I am called to be a homemaker and a mommy. I am called to take care of my little one with love, affection and to help educate her so she can have all the tools she needs to be a successful, healthy and loving child, then an adult. Knowing that I am called to be a homemaker, it was hard to face the fact that my freelance income wasn’t making our family enough consistent money to keep us where we wanted to be financially, so I had to get a job outside of the house. Getting a job outside of the house meant Autumn needed to be with someone else for the time being, and the only real option at this time was sending her to a daycare facility.
I can’t tell you how painful it is to send your child to someone else’s care for a day when you feel like it is going against your calling. The biggest thing that has helped me be at peace with it was finally realizing that more importantly than my calling to be with her every day, I needed to make sure that Autumn had a home to sleep in with lights and heat. She needed food in the pantry and she needed a mommy and daddy who could pay their bills. At the end of the day, my calling wasn’t being sidestepped, it was being fulfilled by me taking care of my family in the only way I could for the moment.
When it isn’t okay
Some days, I can’t quite gracefully accept Autumn spending so much time with other loving, caring women. When Autumn had the croup and I was rocking her to sleep and she kept calling for her “Miss. S” I cried. During the week that she would wake up in the morning and refuse to give me our good morning hugs and kisses that had been a ritual since she was born, all because she just wanted to “go to school.” I was devastated.
I can’t tell you how hard it is some days to let her go when all I want to do is keep her home to love on her and keep her close. Thankfully, that isn’t every day anymore. Now, we have a lot more good days than sad days and on the bad days I don’t always cry. I have spent a lot of time praying about it and thinking about it and realized that at the end of the day, I knew this was what was best for Autumn, which meant it was what was best for me.
On the hard days, I had to keep my end goal in mind. Eventually, she would be home with me. Eventually I would be able to come home and either work at home full time again like I did when she was a little younger (Update from June 2016: later on in the year this post was written I did come home and work full time, even after Logan was born I still worked from home) and that right now it is my job to just stay home.
Learning to be accept it with grace
One of the truths that keep me (mostly) content about the situation is the knowledge that just because I am working outside of the home, that doesn’t mean I’m not a homemaker. I read a quote the other day that I cannot find now about homeschooling. It said that to some degree, we are all homeschooling. The quote stuck with me for a few days and gave me a lot of hope. I may not be at home full-time right now, and I may not have Autumn home with me all day, but the daycare she attends is one of the best in the country and the time she is home she spends learning and being loved on by two parents who can rest easy knowing that we will be able to feed her and keep the lights on.

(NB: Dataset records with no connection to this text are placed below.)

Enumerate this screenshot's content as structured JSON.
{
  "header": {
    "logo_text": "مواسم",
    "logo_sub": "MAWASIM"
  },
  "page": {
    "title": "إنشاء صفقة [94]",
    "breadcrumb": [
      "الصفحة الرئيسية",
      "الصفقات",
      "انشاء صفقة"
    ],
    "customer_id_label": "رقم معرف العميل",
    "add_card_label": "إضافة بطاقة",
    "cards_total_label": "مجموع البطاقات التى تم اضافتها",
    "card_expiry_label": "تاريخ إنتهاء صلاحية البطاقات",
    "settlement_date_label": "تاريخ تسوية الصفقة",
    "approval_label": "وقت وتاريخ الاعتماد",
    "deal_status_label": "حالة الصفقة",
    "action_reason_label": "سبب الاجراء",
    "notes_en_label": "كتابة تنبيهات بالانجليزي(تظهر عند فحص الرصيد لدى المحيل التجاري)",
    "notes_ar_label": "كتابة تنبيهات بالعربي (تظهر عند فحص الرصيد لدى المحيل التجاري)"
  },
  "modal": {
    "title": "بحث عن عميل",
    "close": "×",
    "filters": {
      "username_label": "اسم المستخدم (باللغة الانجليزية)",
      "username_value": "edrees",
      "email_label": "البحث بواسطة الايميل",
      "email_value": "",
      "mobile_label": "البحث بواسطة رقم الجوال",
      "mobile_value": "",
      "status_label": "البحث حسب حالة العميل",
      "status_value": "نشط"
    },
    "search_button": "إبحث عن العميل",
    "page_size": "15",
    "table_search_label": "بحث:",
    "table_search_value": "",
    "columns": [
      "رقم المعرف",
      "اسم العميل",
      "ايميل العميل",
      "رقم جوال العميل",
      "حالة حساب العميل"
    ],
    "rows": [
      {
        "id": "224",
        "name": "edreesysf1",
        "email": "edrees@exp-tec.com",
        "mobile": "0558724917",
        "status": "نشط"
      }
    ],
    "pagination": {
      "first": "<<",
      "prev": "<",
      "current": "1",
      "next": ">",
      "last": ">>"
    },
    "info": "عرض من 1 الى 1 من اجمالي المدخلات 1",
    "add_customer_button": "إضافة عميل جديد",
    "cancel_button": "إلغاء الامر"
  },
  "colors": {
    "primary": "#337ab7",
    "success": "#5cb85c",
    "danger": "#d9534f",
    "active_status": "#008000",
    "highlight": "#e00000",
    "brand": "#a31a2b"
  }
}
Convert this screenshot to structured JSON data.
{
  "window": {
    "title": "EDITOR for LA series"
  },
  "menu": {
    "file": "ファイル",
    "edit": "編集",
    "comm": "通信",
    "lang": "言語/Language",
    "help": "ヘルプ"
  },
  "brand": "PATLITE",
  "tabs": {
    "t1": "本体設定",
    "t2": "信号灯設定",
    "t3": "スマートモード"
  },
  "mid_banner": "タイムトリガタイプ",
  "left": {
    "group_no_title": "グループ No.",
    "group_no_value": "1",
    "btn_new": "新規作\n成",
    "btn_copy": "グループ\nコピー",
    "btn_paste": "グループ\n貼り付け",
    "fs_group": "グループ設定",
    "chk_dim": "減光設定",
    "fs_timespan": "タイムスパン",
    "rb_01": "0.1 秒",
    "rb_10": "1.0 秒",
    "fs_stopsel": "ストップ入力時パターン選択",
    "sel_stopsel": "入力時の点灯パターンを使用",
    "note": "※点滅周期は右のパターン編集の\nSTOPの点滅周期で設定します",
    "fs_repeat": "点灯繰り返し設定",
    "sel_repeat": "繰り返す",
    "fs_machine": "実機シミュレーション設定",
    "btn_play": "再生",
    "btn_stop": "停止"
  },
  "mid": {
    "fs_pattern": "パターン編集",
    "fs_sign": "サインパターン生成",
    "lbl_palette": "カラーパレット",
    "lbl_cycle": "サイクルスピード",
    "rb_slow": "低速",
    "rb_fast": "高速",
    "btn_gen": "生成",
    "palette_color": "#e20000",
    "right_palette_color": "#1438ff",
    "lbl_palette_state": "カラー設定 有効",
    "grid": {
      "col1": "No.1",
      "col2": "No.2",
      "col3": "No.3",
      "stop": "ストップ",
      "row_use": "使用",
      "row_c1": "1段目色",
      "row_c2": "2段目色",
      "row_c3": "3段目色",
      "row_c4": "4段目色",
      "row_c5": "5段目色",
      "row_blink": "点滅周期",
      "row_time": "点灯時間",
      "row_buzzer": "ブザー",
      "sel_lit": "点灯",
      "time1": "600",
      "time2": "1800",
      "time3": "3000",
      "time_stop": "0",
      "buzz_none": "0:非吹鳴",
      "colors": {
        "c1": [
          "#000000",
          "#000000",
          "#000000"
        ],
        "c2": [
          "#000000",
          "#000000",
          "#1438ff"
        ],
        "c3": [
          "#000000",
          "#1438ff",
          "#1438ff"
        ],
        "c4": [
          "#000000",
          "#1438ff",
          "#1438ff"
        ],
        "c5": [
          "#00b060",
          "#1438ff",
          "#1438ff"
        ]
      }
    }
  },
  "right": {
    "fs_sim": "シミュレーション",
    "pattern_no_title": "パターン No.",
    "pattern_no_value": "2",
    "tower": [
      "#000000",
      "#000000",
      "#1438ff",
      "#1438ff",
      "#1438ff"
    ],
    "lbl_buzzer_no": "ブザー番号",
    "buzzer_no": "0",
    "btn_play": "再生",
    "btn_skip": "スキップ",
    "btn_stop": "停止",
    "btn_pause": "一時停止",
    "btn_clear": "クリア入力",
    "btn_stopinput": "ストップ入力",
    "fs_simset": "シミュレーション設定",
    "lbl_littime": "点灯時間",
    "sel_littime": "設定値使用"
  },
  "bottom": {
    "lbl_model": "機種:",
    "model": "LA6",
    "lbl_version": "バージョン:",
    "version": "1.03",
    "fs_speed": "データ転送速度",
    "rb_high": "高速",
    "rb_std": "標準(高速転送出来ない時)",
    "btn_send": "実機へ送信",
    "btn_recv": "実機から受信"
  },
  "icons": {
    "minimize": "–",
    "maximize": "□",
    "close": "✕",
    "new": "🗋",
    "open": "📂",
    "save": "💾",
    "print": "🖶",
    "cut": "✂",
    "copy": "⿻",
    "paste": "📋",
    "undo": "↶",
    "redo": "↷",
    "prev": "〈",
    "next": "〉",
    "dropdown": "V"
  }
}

The last thing that keeps me sane right now is knowing that at the age of not-quite-two years old, although she is learning a ton, it isn’t strictly academic. At this age, she is still learning primarily by playing and watching. So what if she can’t do lessons that I planned out according to the school year calendar? Last week, she learned to sing Itsy-Bitsy Spider, and she can now count to 8 independently. She recognizes letters and has the biggest smile for me at the end of the day when I go to get her. And at this age, that’s enough. In this moment, all of our needs are met and that makes it all okay.
If you’re a homemaker who has had to put her little ones in school or daycare for a time, please leave a comment and share what helped you. Sharing your experience would mean a lot to me, and the other moms here.